» Exercise objective
In the entries below, every line with the string "demo" is to be reported.

Entries from a dataset of interfaces:
○ ○ ○ ○ ○ ○ ○

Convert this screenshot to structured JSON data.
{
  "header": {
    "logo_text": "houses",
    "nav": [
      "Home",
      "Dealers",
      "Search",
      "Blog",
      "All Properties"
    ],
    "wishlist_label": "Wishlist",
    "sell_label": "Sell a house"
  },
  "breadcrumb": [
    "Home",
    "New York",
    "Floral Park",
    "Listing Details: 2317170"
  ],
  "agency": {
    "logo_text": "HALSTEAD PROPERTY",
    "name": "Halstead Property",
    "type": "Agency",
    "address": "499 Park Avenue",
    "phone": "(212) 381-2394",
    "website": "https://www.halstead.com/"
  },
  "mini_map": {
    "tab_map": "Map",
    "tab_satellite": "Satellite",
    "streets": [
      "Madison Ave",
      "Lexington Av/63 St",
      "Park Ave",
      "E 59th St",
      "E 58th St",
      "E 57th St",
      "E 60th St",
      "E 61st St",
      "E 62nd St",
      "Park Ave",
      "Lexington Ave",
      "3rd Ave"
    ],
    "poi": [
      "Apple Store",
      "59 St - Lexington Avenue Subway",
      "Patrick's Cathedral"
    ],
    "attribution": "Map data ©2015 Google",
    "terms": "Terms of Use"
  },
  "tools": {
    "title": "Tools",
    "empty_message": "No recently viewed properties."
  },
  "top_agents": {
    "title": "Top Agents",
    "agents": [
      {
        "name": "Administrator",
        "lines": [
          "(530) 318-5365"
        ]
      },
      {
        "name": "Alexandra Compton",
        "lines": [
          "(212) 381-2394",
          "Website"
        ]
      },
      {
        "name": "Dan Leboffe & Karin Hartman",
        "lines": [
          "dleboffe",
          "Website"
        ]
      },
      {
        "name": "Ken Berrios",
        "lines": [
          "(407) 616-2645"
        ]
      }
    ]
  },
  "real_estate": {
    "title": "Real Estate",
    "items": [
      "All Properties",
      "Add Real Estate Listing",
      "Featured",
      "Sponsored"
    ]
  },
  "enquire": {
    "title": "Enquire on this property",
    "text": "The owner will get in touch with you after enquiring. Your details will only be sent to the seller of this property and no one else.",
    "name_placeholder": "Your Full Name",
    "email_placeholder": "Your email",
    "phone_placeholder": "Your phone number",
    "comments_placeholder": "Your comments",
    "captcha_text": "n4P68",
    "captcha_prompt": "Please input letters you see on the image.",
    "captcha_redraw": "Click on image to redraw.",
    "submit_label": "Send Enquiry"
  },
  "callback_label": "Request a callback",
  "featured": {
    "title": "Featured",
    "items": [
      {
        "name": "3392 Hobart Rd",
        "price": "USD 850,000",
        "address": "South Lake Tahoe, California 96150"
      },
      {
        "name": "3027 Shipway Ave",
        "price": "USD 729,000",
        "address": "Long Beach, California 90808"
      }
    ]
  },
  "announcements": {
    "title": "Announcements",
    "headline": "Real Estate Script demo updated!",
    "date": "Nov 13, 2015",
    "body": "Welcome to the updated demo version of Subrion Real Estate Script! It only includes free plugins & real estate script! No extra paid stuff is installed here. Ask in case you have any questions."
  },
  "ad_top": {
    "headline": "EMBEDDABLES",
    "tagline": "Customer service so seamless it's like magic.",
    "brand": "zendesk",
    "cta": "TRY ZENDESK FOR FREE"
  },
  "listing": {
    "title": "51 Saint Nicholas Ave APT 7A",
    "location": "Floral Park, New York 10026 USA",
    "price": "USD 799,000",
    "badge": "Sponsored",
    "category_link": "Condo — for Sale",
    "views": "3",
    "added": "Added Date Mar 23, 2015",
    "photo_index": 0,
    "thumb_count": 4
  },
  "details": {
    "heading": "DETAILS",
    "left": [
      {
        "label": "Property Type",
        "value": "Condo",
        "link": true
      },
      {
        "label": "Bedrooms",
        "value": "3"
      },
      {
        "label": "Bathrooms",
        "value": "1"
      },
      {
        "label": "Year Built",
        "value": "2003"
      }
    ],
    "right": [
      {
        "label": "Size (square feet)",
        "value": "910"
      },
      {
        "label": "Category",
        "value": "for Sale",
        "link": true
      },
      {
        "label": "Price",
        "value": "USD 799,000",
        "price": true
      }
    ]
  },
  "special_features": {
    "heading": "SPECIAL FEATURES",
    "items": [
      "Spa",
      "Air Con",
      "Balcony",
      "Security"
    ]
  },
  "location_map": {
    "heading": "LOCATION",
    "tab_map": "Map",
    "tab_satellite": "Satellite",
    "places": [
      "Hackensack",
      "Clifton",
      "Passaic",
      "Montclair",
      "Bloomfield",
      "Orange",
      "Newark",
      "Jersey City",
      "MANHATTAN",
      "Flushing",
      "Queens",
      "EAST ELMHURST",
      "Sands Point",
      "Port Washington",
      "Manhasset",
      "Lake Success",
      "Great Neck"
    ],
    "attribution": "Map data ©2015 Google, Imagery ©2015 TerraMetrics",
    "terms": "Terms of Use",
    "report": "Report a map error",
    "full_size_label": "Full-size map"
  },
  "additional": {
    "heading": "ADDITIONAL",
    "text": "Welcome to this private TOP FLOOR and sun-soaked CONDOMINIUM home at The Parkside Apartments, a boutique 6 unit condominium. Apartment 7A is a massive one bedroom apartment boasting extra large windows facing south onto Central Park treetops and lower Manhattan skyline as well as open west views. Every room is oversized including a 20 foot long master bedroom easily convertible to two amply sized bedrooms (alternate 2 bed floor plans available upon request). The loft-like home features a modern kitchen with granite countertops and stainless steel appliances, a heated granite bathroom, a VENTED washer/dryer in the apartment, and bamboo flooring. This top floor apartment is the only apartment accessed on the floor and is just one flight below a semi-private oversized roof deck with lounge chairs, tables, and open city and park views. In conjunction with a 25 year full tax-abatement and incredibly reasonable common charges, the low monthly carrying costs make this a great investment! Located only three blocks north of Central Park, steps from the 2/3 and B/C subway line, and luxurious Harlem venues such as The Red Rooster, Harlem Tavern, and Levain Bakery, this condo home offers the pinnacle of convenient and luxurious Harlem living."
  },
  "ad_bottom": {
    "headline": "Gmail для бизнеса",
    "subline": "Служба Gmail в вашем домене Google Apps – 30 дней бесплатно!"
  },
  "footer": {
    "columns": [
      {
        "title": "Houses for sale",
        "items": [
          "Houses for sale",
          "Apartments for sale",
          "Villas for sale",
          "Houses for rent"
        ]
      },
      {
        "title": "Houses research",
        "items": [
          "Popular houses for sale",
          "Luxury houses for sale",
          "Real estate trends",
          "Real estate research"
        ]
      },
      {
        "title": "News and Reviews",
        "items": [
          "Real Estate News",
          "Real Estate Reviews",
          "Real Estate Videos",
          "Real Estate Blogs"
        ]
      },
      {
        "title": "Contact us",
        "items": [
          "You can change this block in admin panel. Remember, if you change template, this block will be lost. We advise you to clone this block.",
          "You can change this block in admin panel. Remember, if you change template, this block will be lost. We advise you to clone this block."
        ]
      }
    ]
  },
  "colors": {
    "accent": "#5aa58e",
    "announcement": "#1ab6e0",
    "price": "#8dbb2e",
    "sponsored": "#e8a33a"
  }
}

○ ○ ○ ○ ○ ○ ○

» Solution for this exercise
    "headline": "Real Estate Script demo updated!",
    "body": "Welcome to the updated demo version of Subrion Real Estate Script! It only includes free plugins & real estate script! No extra paid stuff is installed here. Ask in case you have any questions."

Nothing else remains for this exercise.